- Human access to resources requires Just-In-Time – Identities must be provided with access to only those resources which are needed for their work and the access must be for a limited duration.
- Unauthorized deployments are blocked, and alert is triggered – Azure Blueprints can help you to define policies for new infrastructure deployment. If an unapproved resource is deployed, it would result in an alert notifying the admins.
- Granular visibility and access control are available across workloads – RBAC permissions can be assigned to resources and removed, ensuring uniformity.
- User and resource access segmented for each workload – You can use network segmentation, Network Security Groups, Azure Firewall among others to segment workloads.
The zero trust principle of testing and verifying every identity and endpoint even if it’s within the network is applied here too. The approach is to pre-empt attacks and prepare for them.
Deploying Zero Trust Security in Networks involves the following points in brief:
- Network segmentation: Many ingress/egress cloud micro-perimeters with some micro-segmentation – This method uses different segments for each workload. Every segment has its own ingress and egress traffic controls thereby ensuring that its bandwidth is not abused by unauthorized access. This removes the dependency of having a single pipe in the network.
- Threat protection: Cloud-native filtering and protection for known threats – Applications in the cloud that have connections with external environments or with on-premises need to be monitored for threats originating from those areas. Traffic from these can be scanned using Azure Web Application Firewall. You can also setup rules for such traffic using Azure Front Door and Azure Application.
- Encryption: User-to-app internal traffic is encrypted – The user-to-app internal traffic must be encrypted.
- Network segmentation: Fully distributed ingress/egress cloud micro-perimeters and deeper micro-segmentation – The network components can be further segregated. Now you should segment it into different subnets using virtual network subnets and network security groups rules.

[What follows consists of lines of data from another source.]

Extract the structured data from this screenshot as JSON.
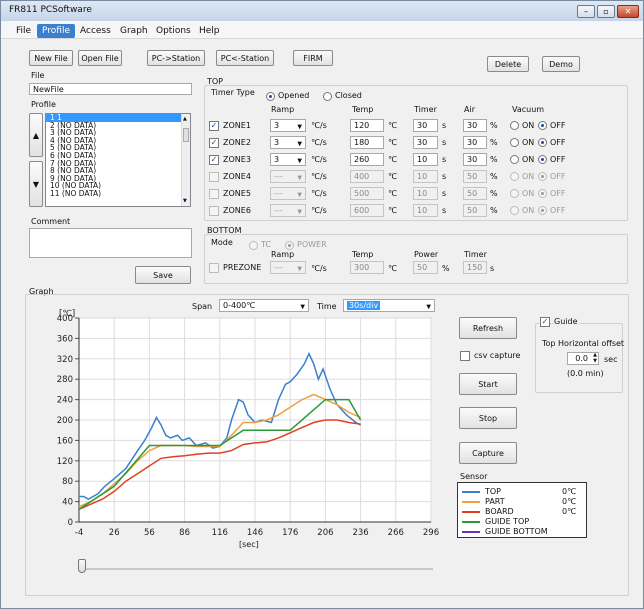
{
  "window": {
    "title": "FR811 PCSoftware"
  },
  "menu": [
    "File",
    "Profile",
    "Access",
    "Graph",
    "Options",
    "Help"
  ],
  "toolbar": {
    "new_file": "New File",
    "open_file": "Open File",
    "pc_to_station": "PC->Station",
    "pc_from_station": "PC<-Station",
    "firm": "FIRM",
    "delete": "Delete",
    "demo": "Demo"
  },
  "file": {
    "label": "File",
    "value": "NewFile"
  },
  "profile": {
    "label": "Profile",
    "items": [
      "1 1",
      "2 (NO DATA)",
      "3 (NO DATA)",
      "4 (NO DATA)",
      "5 (NO DATA)",
      "6 (NO DATA)",
      "7 (NO DATA)",
      "8 (NO DATA)",
      "9 (NO DATA)",
      "10 (NO DATA)",
      "11 (NO DATA)"
    ],
    "selected_index": 0
  },
  "comment": {
    "label": "Comment",
    "value": ""
  },
  "save": "Save",
  "top": {
    "title": "TOP",
    "timer_type_label": "Timer Type",
    "opened": "Opened",
    "closed": "Closed",
    "headers": {
      "ramp": "Ramp",
      "temp": "Temp",
      "timer": "Timer",
      "air": "Air",
      "vacuum": "Vacuum"
    },
    "unit_ramp": "℃/s",
    "unit_temp": "℃",
    "unit_timer": "s",
    "unit_air": "%",
    "on": "ON",
    "off": "OFF",
    "zones": [
      {
        "name": "ZONE1",
        "checked": true,
        "ramp": "3",
        "temp": "120",
        "timer": "30",
        "air": "30",
        "enabled": true
      },
      {
        "name": "ZONE2",
        "checked": true,
        "ramp": "3",
        "temp": "180",
        "timer": "30",
        "air": "30",
        "enabled": true
      },
      {
        "name": "ZONE3",
        "checked": true,
        "ramp": "3",
        "temp": "260",
        "timer": "10",
        "air": "30",
        "enabled": true
      },
      {
        "name": "ZONE4",
        "checked": false,
        "ramp": "---",
        "temp": "400",
        "timer": "10",
        "air": "50",
        "enabled": false
      },
      {
        "name": "ZONE5",
        "checked": false,
        "ramp": "---",
        "temp": "500",
        "timer": "10",
        "air": "50",
        "enabled": false
      },
      {
        "name": "ZONE6",
        "checked": false,
        "ramp": "---",
        "temp": "600",
        "timer": "10",
        "air": "50",
        "enabled": false
      }
    ]
  },
  "bottom": {
    "title": "BOTTOM",
    "mode_label": "Mode",
    "tc": "TC",
    "power": "POWER",
    "ramp_h": "Ramp",
    "temp_h": "Temp",
    "power_h": "Power",
    "timer_h": "Timer",
    "prezone": "PREZONE",
    "ramp": "---",
    "unit_ramp": "℃/s",
    "temp": "300",
    "unit_temp": "℃",
    "power_v": "50",
    "unit_power": "%",
    "timer": "150",
    "unit_timer": "s"
  },
  "graph": {
    "label": "Graph",
    "span_label": "Span",
    "span_value": "0-400℃",
    "time_label": "Time",
    "time_value": "30s/div",
    "y_unit": "[℃]",
    "x_unit": "[sec]",
    "refresh": "Refresh",
    "csv_capture": "csv capture",
    "start": "Start",
    "stop": "Stop",
    "capture": "Capture",
    "guide": "Guide",
    "offset_label": "Top Horizontal offset",
    "offset_value": "0.0",
    "offset_unit": "sec",
    "offset_min": "(0.0 min)",
    "sensor_label": "Sensor",
    "sensors": [
      {
        "name": "TOP",
        "value": "0℃",
        "color": "#3a7fd0"
      },
      {
        "name": "PART",
        "value": "0℃",
        "color": "#f0a040"
      },
      {
        "name": "BOARD",
        "value": "0℃",
        "color": "#e04020"
      },
      {
        "name": "GUIDE TOP",
        "value": "",
        "color": "#2a9a3a"
      },
      {
        "name": "GUIDE BOTTOM",
        "value": "",
        "color": "#7030b0"
      }
    ]
  },
  "chart_data": {
    "type": "line",
    "xlim": [
      -4,
      296
    ],
    "ylim": [
      0,
      400
    ],
    "x_ticks": [
      -4,
      26,
      56,
      86,
      116,
      146,
      176,
      206,
      236,
      266,
      296
    ],
    "y_ticks": [
      0,
      40,
      80,
      120,
      160,
      200,
      240,
      280,
      320,
      360,
      400
    ],
    "xlabel": "[sec]",
    "ylabel": "[℃]",
    "grid": true,
    "series": [
      {
        "name": "TOP",
        "color": "#3a7fd0",
        "points": [
          [
            -4,
            50
          ],
          [
            0,
            50
          ],
          [
            4,
            45
          ],
          [
            8,
            50
          ],
          [
            12,
            55
          ],
          [
            18,
            70
          ],
          [
            26,
            85
          ],
          [
            36,
            105
          ],
          [
            46,
            140
          ],
          [
            52,
            160
          ],
          [
            58,
            185
          ],
          [
            62,
            205
          ],
          [
            66,
            190
          ],
          [
            70,
            170
          ],
          [
            74,
            165
          ],
          [
            80,
            170
          ],
          [
            84,
            160
          ],
          [
            90,
            165
          ],
          [
            96,
            150
          ],
          [
            104,
            155
          ],
          [
            110,
            145
          ],
          [
            116,
            148
          ],
          [
            122,
            165
          ],
          [
            126,
            200
          ],
          [
            132,
            240
          ],
          [
            136,
            235
          ],
          [
            140,
            210
          ],
          [
            146,
            195
          ],
          [
            152,
            200
          ],
          [
            160,
            195
          ],
          [
            166,
            240
          ],
          [
            172,
            270
          ],
          [
            176,
            275
          ],
          [
            182,
            290
          ],
          [
            188,
            310
          ],
          [
            192,
            330
          ],
          [
            196,
            310
          ],
          [
            200,
            280
          ],
          [
            204,
            300
          ],
          [
            210,
            260
          ],
          [
            216,
            230
          ],
          [
            224,
            210
          ],
          [
            232,
            195
          ],
          [
            236,
            190
          ]
        ]
      },
      {
        "name": "PART",
        "color": "#f0a040",
        "points": [
          [
            -4,
            30
          ],
          [
            6,
            40
          ],
          [
            16,
            55
          ],
          [
            26,
            75
          ],
          [
            36,
            95
          ],
          [
            46,
            120
          ],
          [
            56,
            140
          ],
          [
            66,
            150
          ],
          [
            76,
            150
          ],
          [
            86,
            150
          ],
          [
            96,
            148
          ],
          [
            106,
            148
          ],
          [
            116,
            148
          ],
          [
            126,
            170
          ],
          [
            136,
            195
          ],
          [
            146,
            195
          ],
          [
            156,
            200
          ],
          [
            166,
            210
          ],
          [
            176,
            225
          ],
          [
            186,
            240
          ],
          [
            196,
            250
          ],
          [
            206,
            240
          ],
          [
            216,
            230
          ],
          [
            226,
            215
          ],
          [
            236,
            205
          ]
        ]
      },
      {
        "name": "BOARD",
        "color": "#e04020",
        "points": [
          [
            -4,
            25
          ],
          [
            6,
            35
          ],
          [
            16,
            45
          ],
          [
            26,
            60
          ],
          [
            36,
            80
          ],
          [
            46,
            95
          ],
          [
            56,
            110
          ],
          [
            66,
            125
          ],
          [
            76,
            128
          ],
          [
            86,
            130
          ],
          [
            96,
            133
          ],
          [
            106,
            135
          ],
          [
            116,
            135
          ],
          [
            126,
            140
          ],
          [
            136,
            152
          ],
          [
            146,
            155
          ],
          [
            156,
            157
          ],
          [
            166,
            165
          ],
          [
            176,
            175
          ],
          [
            186,
            185
          ],
          [
            196,
            195
          ],
          [
            206,
            200
          ],
          [
            216,
            200
          ],
          [
            226,
            195
          ],
          [
            236,
            192
          ]
        ]
      },
      {
        "name": "GUIDE TOP",
        "color": "#2a9a3a",
        "points": [
          [
            -4,
            25
          ],
          [
            26,
            70
          ],
          [
            56,
            150
          ],
          [
            116,
            150
          ],
          [
            136,
            180
          ],
          [
            176,
            180
          ],
          [
            206,
            240
          ],
          [
            226,
            240
          ],
          [
            236,
            200
          ]
        ]
      }
    ]
  }
}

- Threat protection: Machine learning-based threat protection and filtering with context-based signals – Azure DDOS Standard Protection should be enabled to monitor your Azure traffic. It uses Machine learning techniques to detect traffic loads and to take mitigation actions.
- Encryption: All traffic is encrypted – Encryption of traffic will boost security.
Zero Trust Assessment Tool
This tool poses some questions about your organization’s setup and then provides feedback on the basis of those. You can take a different assessment for each of these Identity, Endpoint, Data, Applications, Networks, and Infrastructure.
Most of the security measures talked about in this article would already be in use in a majority of organizations. The Zero Trust security model provides a plan of action to combine all your splintered efforts into an organization-wide template. Teams that are working in silos on these security aspects can be taken on board via this security model.
In the next post, we will explore how Zero Trust Security for Identity can be deployed effectively.